WHAT IS REQUIRED >> Return every line from the records below with the string "JSON".
Top of STORED DATA
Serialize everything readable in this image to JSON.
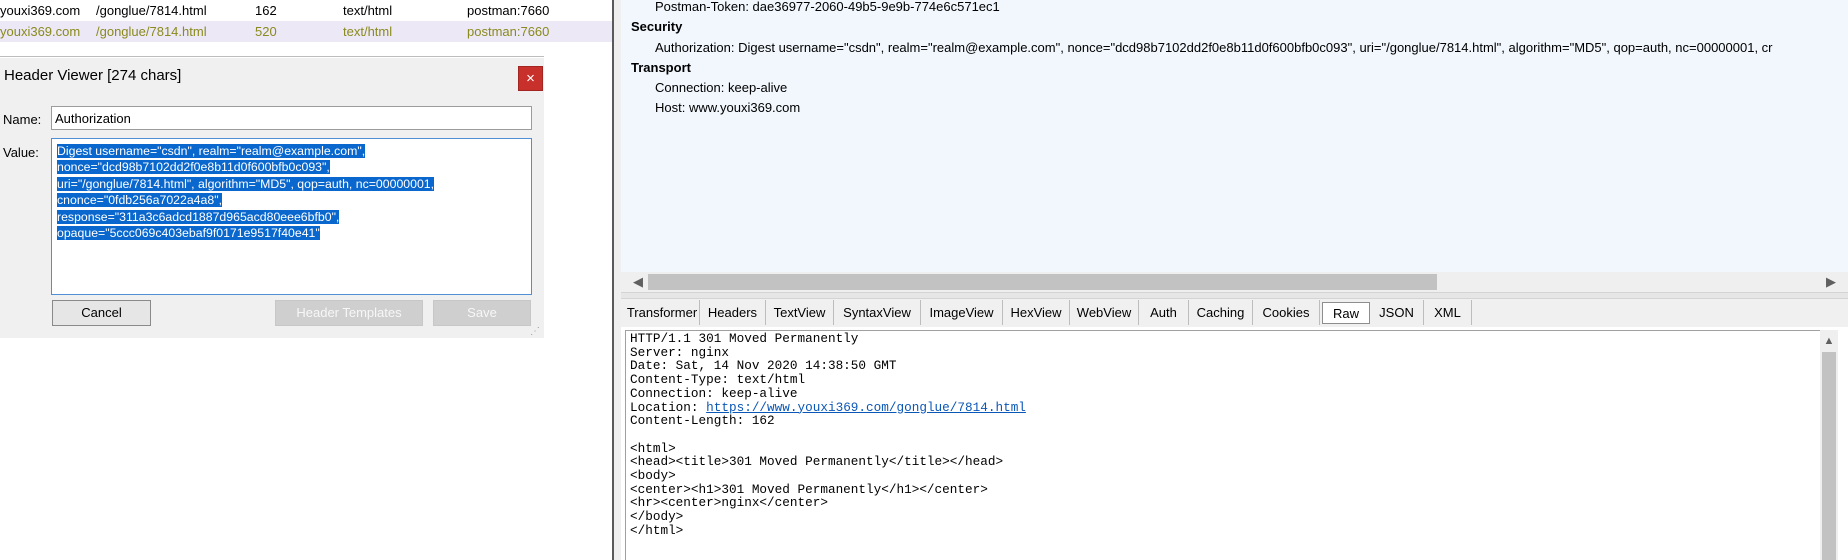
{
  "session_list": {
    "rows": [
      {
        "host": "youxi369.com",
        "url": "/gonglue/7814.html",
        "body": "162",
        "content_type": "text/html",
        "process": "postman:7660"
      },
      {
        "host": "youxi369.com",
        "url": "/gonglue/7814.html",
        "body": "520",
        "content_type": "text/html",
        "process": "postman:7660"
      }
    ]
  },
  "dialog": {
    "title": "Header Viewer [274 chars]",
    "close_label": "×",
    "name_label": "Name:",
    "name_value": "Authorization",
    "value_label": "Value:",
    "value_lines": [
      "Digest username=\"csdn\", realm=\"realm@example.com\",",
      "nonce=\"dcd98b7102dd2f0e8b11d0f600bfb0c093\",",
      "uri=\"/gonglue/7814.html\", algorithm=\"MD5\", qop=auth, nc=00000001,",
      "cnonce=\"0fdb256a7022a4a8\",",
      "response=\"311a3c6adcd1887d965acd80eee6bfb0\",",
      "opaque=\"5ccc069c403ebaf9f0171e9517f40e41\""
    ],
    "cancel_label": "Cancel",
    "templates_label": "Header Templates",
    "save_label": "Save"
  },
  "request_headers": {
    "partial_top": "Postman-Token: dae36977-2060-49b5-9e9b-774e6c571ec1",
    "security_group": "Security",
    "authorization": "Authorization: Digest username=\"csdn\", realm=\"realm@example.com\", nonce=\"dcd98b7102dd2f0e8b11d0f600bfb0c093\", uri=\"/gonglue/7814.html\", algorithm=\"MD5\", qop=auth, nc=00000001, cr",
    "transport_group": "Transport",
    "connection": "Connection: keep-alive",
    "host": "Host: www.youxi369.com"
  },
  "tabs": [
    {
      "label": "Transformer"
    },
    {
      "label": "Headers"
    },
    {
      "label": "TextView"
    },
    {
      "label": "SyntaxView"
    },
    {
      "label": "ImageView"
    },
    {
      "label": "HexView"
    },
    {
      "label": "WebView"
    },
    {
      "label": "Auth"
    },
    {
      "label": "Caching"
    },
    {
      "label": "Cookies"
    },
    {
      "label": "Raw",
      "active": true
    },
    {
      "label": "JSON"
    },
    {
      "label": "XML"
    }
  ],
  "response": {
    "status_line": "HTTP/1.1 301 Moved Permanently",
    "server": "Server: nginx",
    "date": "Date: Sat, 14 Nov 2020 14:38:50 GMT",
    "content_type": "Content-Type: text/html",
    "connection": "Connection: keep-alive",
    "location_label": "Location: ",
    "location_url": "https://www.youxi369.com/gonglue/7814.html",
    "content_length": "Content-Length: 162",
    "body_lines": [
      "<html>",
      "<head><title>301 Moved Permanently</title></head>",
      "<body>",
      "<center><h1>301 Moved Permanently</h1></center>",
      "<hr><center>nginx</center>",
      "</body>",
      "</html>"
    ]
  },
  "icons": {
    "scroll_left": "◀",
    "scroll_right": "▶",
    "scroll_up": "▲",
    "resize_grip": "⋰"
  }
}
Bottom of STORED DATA
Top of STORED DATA
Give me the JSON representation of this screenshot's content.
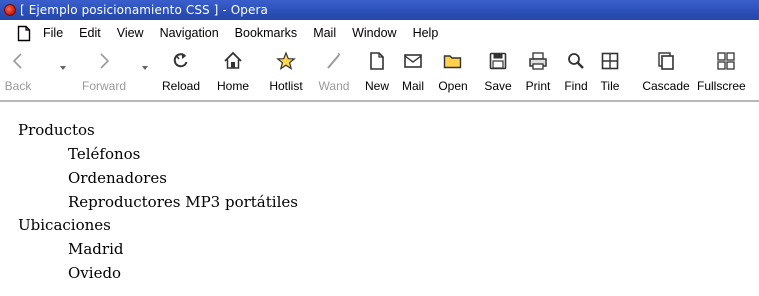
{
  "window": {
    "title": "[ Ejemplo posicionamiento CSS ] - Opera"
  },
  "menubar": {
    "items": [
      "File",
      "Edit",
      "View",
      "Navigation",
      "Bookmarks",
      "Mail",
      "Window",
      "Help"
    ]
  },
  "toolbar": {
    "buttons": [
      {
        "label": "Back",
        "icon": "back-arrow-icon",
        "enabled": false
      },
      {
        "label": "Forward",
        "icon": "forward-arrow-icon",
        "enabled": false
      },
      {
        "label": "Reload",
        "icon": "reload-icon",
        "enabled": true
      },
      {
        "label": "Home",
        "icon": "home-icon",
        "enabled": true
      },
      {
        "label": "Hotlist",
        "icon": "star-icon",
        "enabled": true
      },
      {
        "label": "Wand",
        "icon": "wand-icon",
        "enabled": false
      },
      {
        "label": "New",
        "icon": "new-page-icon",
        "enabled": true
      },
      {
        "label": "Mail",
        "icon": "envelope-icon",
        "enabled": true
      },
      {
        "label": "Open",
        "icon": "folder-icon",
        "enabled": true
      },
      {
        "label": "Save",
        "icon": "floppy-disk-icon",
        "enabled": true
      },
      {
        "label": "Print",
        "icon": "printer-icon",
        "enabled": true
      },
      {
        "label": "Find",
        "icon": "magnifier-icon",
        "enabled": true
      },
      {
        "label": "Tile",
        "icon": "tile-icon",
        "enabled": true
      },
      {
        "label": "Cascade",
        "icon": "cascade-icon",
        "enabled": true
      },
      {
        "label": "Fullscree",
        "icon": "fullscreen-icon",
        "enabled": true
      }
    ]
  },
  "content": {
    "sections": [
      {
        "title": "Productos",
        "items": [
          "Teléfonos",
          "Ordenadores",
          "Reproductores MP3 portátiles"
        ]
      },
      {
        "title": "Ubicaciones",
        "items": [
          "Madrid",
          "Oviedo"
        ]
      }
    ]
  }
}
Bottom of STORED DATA
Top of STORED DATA
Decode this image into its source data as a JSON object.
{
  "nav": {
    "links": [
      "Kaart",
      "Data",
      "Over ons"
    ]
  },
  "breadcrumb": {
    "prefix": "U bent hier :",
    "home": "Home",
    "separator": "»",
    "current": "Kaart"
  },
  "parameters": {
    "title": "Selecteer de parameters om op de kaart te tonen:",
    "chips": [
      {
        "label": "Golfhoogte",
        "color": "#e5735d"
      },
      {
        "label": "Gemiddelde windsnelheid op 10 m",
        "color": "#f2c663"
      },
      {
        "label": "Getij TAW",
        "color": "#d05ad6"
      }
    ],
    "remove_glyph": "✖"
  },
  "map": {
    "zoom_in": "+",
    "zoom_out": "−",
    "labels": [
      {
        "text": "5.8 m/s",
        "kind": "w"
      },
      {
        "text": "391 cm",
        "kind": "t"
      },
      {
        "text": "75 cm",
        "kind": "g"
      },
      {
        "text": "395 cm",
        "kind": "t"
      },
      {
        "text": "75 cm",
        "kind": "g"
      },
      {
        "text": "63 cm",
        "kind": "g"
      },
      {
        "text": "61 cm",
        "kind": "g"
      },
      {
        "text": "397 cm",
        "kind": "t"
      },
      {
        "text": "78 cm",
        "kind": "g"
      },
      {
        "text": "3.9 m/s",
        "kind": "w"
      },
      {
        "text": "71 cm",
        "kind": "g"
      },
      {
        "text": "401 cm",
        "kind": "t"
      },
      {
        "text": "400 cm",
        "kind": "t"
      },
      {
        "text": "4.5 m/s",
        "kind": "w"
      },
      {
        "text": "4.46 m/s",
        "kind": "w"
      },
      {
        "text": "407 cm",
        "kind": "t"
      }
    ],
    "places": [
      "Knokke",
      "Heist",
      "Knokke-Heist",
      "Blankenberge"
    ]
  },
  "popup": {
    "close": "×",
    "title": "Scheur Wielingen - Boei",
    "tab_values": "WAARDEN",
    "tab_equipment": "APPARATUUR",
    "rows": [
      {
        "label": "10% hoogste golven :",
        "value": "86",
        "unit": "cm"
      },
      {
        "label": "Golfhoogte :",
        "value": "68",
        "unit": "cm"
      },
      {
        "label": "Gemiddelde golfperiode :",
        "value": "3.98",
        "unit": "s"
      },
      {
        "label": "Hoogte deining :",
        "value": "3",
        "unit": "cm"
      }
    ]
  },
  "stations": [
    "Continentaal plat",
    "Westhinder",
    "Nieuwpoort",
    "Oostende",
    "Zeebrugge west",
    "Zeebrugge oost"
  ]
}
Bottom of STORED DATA
SOLUTION FOR THIS TASK >>
Serialize everything readable in this image to JSON.
      "label": "JSON"
Give me the JSON representation of this screenshot's content.
Decode this image into its source data as a JSON object.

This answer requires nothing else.